Study objectives: The principal component of marijuana, delta-9-tetrahydrocannabinol increases sleep in humans. Endogenous cannabinoids, such as N-arachidonoylethanolamine (anandamide), also increase sleep. However, the mechanism by which these molecules promote sleep is not known but might involve a sleep-inducing molecule such as adenosine. Microdialysis samples were collected from the basal forebrain in order to detect levels of adenosine before and after injection of anandamide.
Design: Rats were implanted for sleep studies, and a cannula was placed in the basal forebrain to collect microdialysis samples. Samples were analyzed using high-performance liquid chromatography.
Settings: Basic neuroscience research laboratory.
Participants and interventions: Three-month-old male F344 rats. At the start of the lights-on period, animals received systemic injections of dimethyl sulfoxide (vehicle), anandamide, SR141716A (cannabinoid receptor 1 [CB1] antagonist), or SR141716A and anandamide. One hour after injections, microdialysis samples were collected (5 microL) from the basal forebrain every hour over a 20-minute period for 5 hours. The samples were immediately analyzed via high-performance liquid chromatography for adenosine levels. Sleep was also recorded continuously over the same period.
Measurements and results: Anandamide increased adenosine levels compared to vehicle controls with the peak levels being reached during the third hour after drug injection. There was a significant increase in slow-wave sleep during the third hour. The induction in sleep and the rise in adenosine were blocked by the CB1-receptor antagonist, SR141716A.
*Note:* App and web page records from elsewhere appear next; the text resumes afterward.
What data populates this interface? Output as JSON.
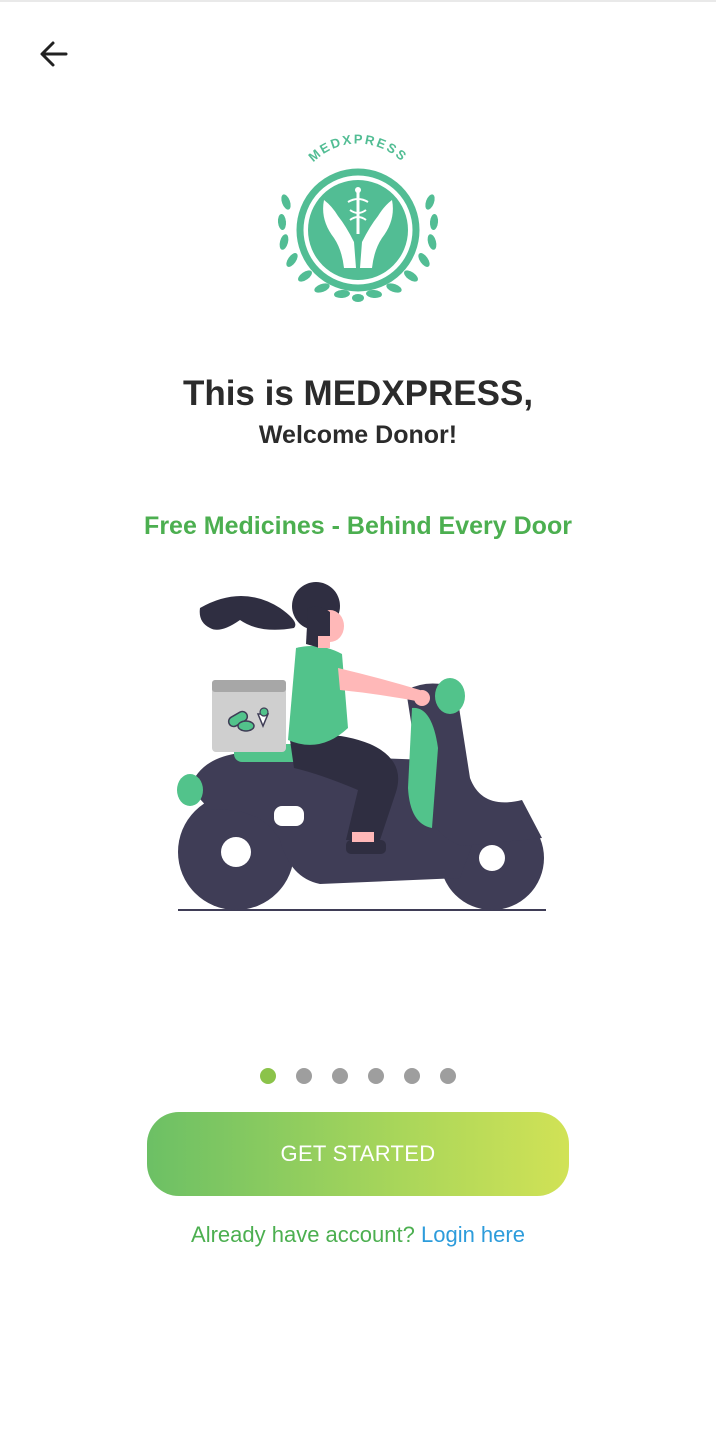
{
  "header": {
    "back_icon": "arrow-left-icon"
  },
  "logo": {
    "text": "MEDXPRESS",
    "color": "#52bd94"
  },
  "welcome": {
    "title": "This is MEDXPRESS,",
    "subtitle": "Welcome Donor!"
  },
  "slide": {
    "tagline": "Free Medicines - Behind Every Door",
    "illustration": "delivery-scooter-illustration"
  },
  "pagination": {
    "total": 6,
    "active_index": 0
  },
  "actions": {
    "get_started_label": "GET STARTED",
    "login_prompt": "Already have account?",
    "login_link": "Login here"
  },
  "colors": {
    "accent_green": "#4caf50",
    "link_blue": "#2d9cdb",
    "dot_active": "#8bc34a",
    "dot_inactive": "#9e9e9e",
    "button_gradient_start": "#6cc065",
    "button_gradient_end": "#d1e256"
  }
}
Conclusions: Anandamide increased adenosine levels in the basal forebrain and also increased sleep. The soporific effects of anandamide were mediated by the CB1 receptor, since the effects were blocked by the CB1-receptor antagonist. These findings identify a potential therapeutic use of endocannabinoids to induce sleep in conditions where sleep may be severely attenuated.